The most highly-dressed and splendid hookah was prepared for me. I tried it, but did not like it. As after several trials I still found it disagreeable, I with much gravity requested to know whether it was indispensably necessary that I should become a smoker, which was answered with equal gravity, "Undoubtedly it is, for you might as well be out of the world as out of the fashion. Here everybody uses a hookah, and it is impossible to get on without" have frequently heard men declare they would much rather be deprived of their dinner than their hookah.
Further information: Health effects of tobacco
Although the use of Hookah has been commonly attributed to be much worse than regular tobacco smoke, tests remain inconclusive as to the true health impact of the hookah. Some studies conclude that Hookah smoke is safer than tobacco cigarette smoke, while other studies refute this claim.

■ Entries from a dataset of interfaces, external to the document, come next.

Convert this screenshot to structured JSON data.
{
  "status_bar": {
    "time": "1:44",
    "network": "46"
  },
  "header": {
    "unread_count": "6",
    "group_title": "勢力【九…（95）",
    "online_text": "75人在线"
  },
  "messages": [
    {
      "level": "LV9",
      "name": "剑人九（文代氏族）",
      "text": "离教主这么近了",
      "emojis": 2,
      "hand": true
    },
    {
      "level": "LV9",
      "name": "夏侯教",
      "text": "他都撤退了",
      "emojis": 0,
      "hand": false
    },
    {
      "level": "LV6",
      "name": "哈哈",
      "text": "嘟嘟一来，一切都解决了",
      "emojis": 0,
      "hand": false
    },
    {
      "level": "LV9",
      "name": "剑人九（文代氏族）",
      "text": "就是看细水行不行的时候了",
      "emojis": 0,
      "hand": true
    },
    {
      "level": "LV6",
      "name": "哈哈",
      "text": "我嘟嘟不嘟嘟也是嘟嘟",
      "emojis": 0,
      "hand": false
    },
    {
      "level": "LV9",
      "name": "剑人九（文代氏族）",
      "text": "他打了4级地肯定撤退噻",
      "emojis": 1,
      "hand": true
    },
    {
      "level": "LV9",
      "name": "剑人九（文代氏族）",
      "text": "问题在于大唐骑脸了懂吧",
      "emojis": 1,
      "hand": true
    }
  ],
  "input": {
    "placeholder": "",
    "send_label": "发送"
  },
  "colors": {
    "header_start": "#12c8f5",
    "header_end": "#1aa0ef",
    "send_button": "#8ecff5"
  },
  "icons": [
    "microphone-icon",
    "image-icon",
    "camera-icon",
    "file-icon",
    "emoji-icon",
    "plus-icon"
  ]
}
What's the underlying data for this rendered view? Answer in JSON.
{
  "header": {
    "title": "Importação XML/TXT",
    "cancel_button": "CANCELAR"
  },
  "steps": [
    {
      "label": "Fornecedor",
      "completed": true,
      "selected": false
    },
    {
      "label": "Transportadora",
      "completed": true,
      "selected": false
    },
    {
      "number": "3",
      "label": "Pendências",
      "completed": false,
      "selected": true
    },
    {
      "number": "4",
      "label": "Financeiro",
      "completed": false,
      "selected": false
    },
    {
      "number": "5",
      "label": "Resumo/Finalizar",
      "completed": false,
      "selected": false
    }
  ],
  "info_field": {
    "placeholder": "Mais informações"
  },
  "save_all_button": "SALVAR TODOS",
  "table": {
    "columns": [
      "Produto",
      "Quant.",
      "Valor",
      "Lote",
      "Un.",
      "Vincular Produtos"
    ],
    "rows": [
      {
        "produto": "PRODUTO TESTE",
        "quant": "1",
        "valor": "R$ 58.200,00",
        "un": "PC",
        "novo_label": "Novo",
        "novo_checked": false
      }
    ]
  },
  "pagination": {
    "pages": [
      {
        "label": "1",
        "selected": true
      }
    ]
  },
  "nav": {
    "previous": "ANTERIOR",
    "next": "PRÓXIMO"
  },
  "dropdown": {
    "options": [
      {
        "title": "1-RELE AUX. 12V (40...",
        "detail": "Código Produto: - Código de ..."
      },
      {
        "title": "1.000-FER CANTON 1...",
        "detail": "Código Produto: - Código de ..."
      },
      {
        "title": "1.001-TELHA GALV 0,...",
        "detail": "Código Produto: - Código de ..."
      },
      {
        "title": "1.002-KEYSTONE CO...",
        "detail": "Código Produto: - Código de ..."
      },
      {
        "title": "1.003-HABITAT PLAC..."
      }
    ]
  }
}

Each hookah session typically lasts more than 40 minutes, and consists of 50 to 200 inhalations that each range from 0.15 to 0.50 liters of smoke. Reports by the World Health Organization and the American Cancer Society have shown that, in a one-hour hookah session, users consume about 100 to 200 times the smoke and about 70 times more nicotine than they would in one cigarette.
The water used to filter the smoke does not work efficiently to remove all the harmful chemicals.
A study on hookah smoking and cancer in Pakistan was published in 2008. Its objective was "to find serum CEA levels in ever/exclusive hookah smokers, i.e. those who smoked only hookah (no cigarettes, bidis, etc.), prepared between 1 and 4 times a day with a quantity of up to 120 g (the average bowl in holds 30g) of a tobacco-molasses mixture each (i.e. the tobacco weight equivalent of up to 60 cigarettes of 1 g each) and consumed in 1 to 8 sessions". Carcinoembryonic antigen (CEA) is a marker found in several forms of cancer. Levels in exclusive hookah smokers were lower compared to cigarette smokers although the difference was not statistically significant between a hookah smoker and a non-smoker. Also the study concluded that heavy hookah smoking (2–4 daily preparations; 3–8 sessions a day ; 2 to 6 hours) substantially raises CEA levels.